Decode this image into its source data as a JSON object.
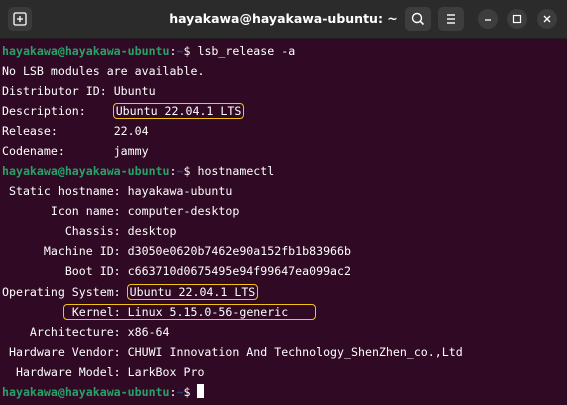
{
  "window": {
    "title": "hayakawa@hayakawa-ubuntu: ~"
  },
  "icons": [
    "new-tab-icon",
    "search-icon",
    "menu-icon",
    "minimize-icon",
    "maximize-icon",
    "close-icon"
  ],
  "prompt": {
    "user_host": "hayakawa@hayakawa-ubuntu",
    "colon": ":",
    "path": "~",
    "dollar": "$ "
  },
  "commands": {
    "lsb": "lsb_release -a",
    "hostnamectl": "hostnamectl"
  },
  "lsb_output": {
    "no_modules": "No LSB modules are available.",
    "distributor_label": "Distributor ID:\t",
    "distributor_value": "Ubuntu",
    "description_label": "Description:    ",
    "description_value": "Ubuntu 22.04.1 LTS",
    "release_label": "Release:        ",
    "release_value": "22.04",
    "codename_label": "Codename:       ",
    "codename_value": "jammy"
  },
  "hostnamectl_output": {
    "static_hostname": " Static hostname: hayakawa-ubuntu",
    "icon_name": "       Icon name: computer-desktop",
    "chassis": "         Chassis: desktop",
    "machine_id": "      Machine ID: d3050e0620b7462e90a152fb1b83966b",
    "boot_id": "         Boot ID: c663710d0675495e94f99647ea099ac2",
    "os_label": "Operating System: ",
    "os_value": "Ubuntu 22.04.1 LTS",
    "kernel_label": "Kernel: Linux 5.15.0-56-generic",
    "kernel_indent": "          ",
    "architecture": "    Architecture: x86-64",
    "vendor": " Hardware Vendor: CHUWI Innovation And Technology_ShenZhen_co.,Ltd",
    "model": "  Hardware Model: LarkBox Pro"
  },
  "colors": {
    "background": "#300a24",
    "prompt_user": "#26a269",
    "prompt_path": "#12488b",
    "highlight": "#f5c211"
  }
}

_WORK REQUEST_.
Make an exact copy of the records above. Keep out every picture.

_TASK SOLUTION_.
Decode this image into its source data as a JSON object.
{
  "window": {
    "title": "hayakawa@hayakawa-ubuntu: ~"
  },
  "icons": [
    "new-tab-icon",
    "search-icon",
    "menu-icon",
    "minimize-icon",
    "maximize-icon",
    "close-icon"
  ],
  "prompt": {
    "user_host": "hayakawa@hayakawa-ubuntu",
    "colon": ":",
    "path": "~",
    "dollar": "$ "
  },
  "commands": {
    "lsb": "lsb_release -a",
    "hostnamectl": "hostnamectl"
  },
  "lsb_output": {
    "no_modules": "No LSB modules are available.",
    "distributor_label": "Distributor ID:\t",
    "distributor_value": "Ubuntu",
    "description_label": "Description:    ",
    "description_value": "Ubuntu 22.04.1 LTS",
    "release_label": "Release:        ",
    "release_value": "22.04",
    "codename_label": "Codename:       ",
    "codename_value": "jammy"
  },
  "hostnamectl_output": {
    "static_hostname": " Static hostname: hayakawa-ubuntu",
    "icon_name": "       Icon name: computer-desktop",
    "chassis": "         Chassis: desktop",
    "machine_id": "      Machine ID: d3050e0620b7462e90a152fb1b83966b",
    "boot_id": "         Boot ID: c663710d0675495e94f99647ea099ac2",
    "os_label": "Operating System: ",
    "os_value": "Ubuntu 22.04.1 LTS",
    "kernel_label": "Kernel: Linux 5.15.0-56-generic",
    "kernel_indent": "          ",
    "architecture": "    Architecture: x86-64",
    "vendor": " Hardware Vendor: CHUWI Innovation And Technology_ShenZhen_co.,Ltd",
    "model": "  Hardware Model: LarkBox Pro"
  },
  "colors": {
    "background": "#300a24",
    "prompt_user": "#26a269",
    "prompt_path": "#12488b",
    "highlight": "#f5c211"
  }
}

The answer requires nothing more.